The project aims to understand how transport can be used to reduce loneliness, primarily among vulnerable groups (According to ONS data, the most vulnerable groups are older people, young people aged 16 to 24 and university students, those with long-term health problems, members of black, Asian and minority ethnic communities, LGBTQ+ people, disabled people and carers).
Applicants will need to demonstrate how pilot transport schemes will target those at risk, build an evidence base on transport and loneliness, and demonstrate how a transport network can trial ways of tackling loneliness. The scheme hopes to explore how transport can act as an “enabler” in uniting people with places or others that will make them feel less lonely, and as a social act in itself being “by nature a shared experience”.
The scheme is being funded by the Shared Outcomes Fund and is to be led by DfT. Funding will cover costs associated with delivering proposed transport schemes, including salaries and recruitment, any capital assets such as minibuses, administrative costs associated with delivery, and proportionate costs for IT and training.
Grant funding will be made available to the public and charity sectors. The pilots will then be evaluated to allow DfT to understand more how to ‘loneliness-proof’ future transport schemes and share such findings with other organisations.
DfT says partnerships with the private sector are welcomed, but adds that grants will be awarded to local authorities or third sector organisations and charities. Schemes will be undertaken in partnership with national and local organisations across the public and charity sectors.

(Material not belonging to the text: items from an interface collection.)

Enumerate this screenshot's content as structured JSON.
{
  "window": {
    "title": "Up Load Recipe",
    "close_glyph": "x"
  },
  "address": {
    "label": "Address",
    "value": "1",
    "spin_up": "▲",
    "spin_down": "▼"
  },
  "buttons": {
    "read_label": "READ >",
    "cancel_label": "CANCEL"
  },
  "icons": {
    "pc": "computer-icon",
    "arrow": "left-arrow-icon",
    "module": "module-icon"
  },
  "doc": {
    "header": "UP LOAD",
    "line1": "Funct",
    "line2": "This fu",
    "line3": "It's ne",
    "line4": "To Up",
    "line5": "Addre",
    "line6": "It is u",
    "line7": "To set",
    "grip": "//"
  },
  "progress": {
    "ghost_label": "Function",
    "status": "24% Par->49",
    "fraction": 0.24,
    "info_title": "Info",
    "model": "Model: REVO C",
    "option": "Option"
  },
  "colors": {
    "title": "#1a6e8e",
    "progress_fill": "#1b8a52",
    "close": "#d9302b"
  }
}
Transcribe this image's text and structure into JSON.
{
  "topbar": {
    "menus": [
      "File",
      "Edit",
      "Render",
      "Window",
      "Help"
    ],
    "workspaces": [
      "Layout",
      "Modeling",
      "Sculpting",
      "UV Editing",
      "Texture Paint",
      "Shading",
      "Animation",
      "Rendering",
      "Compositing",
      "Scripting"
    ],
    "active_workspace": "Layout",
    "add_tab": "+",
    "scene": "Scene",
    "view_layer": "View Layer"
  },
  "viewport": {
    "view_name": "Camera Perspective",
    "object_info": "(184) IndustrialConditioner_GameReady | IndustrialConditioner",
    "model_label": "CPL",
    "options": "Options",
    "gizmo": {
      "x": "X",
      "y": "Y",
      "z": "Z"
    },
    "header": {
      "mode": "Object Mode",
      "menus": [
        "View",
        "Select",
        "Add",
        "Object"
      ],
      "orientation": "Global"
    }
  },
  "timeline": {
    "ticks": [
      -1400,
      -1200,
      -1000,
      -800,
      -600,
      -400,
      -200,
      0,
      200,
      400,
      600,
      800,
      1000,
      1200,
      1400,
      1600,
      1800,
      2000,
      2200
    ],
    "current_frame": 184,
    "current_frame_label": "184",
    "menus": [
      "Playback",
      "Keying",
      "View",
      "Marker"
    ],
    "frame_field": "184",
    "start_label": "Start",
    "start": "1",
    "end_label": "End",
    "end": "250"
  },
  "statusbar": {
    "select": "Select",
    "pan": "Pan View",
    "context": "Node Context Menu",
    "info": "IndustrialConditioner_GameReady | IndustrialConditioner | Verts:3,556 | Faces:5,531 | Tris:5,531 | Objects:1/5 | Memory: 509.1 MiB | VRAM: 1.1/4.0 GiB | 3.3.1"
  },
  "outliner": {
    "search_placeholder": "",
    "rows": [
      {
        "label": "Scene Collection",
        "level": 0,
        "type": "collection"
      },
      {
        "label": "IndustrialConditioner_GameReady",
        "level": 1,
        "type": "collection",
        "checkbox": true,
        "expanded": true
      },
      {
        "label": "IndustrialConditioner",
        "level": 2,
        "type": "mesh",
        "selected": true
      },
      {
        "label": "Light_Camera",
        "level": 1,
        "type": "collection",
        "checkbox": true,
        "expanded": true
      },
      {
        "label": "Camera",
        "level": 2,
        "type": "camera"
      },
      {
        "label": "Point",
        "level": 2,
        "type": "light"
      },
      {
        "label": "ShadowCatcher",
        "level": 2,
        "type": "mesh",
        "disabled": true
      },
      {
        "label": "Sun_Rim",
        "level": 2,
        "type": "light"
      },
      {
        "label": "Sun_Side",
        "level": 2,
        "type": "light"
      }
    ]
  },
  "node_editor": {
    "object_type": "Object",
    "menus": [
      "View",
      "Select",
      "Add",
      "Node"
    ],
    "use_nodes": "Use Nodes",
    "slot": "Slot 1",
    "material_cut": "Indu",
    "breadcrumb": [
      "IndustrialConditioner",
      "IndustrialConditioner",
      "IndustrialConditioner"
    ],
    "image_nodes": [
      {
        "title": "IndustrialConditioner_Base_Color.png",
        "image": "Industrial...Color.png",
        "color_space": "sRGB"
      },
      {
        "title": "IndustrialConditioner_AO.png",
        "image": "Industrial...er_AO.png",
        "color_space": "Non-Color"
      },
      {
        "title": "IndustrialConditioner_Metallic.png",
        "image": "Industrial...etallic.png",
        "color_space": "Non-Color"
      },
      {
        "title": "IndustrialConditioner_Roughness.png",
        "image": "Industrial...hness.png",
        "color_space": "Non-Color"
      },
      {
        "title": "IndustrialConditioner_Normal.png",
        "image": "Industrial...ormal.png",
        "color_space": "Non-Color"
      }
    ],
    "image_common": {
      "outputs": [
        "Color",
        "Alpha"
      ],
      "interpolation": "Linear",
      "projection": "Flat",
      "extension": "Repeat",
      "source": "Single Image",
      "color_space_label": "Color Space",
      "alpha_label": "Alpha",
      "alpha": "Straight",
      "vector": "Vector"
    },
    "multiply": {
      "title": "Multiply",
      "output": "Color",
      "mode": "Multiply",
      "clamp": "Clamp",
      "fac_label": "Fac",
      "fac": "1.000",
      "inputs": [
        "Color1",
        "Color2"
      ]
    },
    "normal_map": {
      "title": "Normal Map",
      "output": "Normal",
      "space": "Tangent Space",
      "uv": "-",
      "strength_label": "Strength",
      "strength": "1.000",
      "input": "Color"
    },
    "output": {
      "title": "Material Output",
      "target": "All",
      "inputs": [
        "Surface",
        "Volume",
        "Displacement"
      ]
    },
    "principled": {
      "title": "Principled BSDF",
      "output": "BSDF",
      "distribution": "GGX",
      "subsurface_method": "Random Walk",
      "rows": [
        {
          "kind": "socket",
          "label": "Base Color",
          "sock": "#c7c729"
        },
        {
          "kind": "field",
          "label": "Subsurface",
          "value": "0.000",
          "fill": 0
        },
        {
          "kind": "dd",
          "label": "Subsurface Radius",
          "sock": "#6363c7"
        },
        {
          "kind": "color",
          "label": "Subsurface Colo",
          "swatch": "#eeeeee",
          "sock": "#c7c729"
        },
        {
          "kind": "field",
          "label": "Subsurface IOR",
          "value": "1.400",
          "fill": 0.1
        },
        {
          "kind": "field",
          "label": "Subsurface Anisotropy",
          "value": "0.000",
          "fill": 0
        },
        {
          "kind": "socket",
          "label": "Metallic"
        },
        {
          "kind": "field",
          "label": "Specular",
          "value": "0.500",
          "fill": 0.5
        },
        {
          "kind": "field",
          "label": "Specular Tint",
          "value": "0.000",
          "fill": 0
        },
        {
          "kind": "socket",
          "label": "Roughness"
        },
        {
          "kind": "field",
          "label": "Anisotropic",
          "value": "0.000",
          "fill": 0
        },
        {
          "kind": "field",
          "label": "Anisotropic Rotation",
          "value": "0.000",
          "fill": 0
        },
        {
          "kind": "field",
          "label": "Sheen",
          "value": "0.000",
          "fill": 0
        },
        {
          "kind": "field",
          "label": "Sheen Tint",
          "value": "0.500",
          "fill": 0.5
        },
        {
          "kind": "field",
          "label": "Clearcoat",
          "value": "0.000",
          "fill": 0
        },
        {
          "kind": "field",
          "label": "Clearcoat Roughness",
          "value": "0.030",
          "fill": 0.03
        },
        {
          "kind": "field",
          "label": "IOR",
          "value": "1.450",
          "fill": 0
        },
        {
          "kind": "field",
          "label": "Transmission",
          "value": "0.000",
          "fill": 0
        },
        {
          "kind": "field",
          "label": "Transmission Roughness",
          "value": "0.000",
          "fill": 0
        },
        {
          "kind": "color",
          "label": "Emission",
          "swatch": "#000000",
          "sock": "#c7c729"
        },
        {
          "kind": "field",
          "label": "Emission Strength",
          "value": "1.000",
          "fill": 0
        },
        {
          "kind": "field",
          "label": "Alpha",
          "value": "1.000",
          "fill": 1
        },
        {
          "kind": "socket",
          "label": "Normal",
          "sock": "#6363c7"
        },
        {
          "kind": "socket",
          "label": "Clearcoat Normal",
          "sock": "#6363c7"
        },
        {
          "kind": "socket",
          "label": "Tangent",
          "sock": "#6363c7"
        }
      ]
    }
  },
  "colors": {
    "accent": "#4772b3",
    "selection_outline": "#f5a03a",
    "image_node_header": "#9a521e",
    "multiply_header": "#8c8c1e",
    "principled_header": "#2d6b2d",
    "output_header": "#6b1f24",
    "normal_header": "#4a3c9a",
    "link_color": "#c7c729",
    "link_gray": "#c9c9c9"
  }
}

Proposed schemes must be based in England and must explicitly target those at risk of loneliness and how to reduce it. Systems must be in place to evaluate the effectiveness of the proposal, and meet reporting requirements. An external evaluator will work with DfT and successful partners to evaluate the pilots. DfT says it is undertaking research prior to the pilot start dates and will “share relevant findings with successful bidders to inform the final pilot design”.
No further funding will be available for transport projects that target loneliness beyond the grants offered as part of the Shared Outcomes Fund scheme, however DfT states that proposals which would not be viable with the £500,000 grant funding should be costed “with a clear rationale” for higher amounts, up to a maximum of one million.
Pilots will be shortlisted to a design stage in February 2022, with design taking place until March. Funds will be released after that date with operation expected to begin in April 2022. The pilots must be delivered, with all funds spent, by 31 March 2023.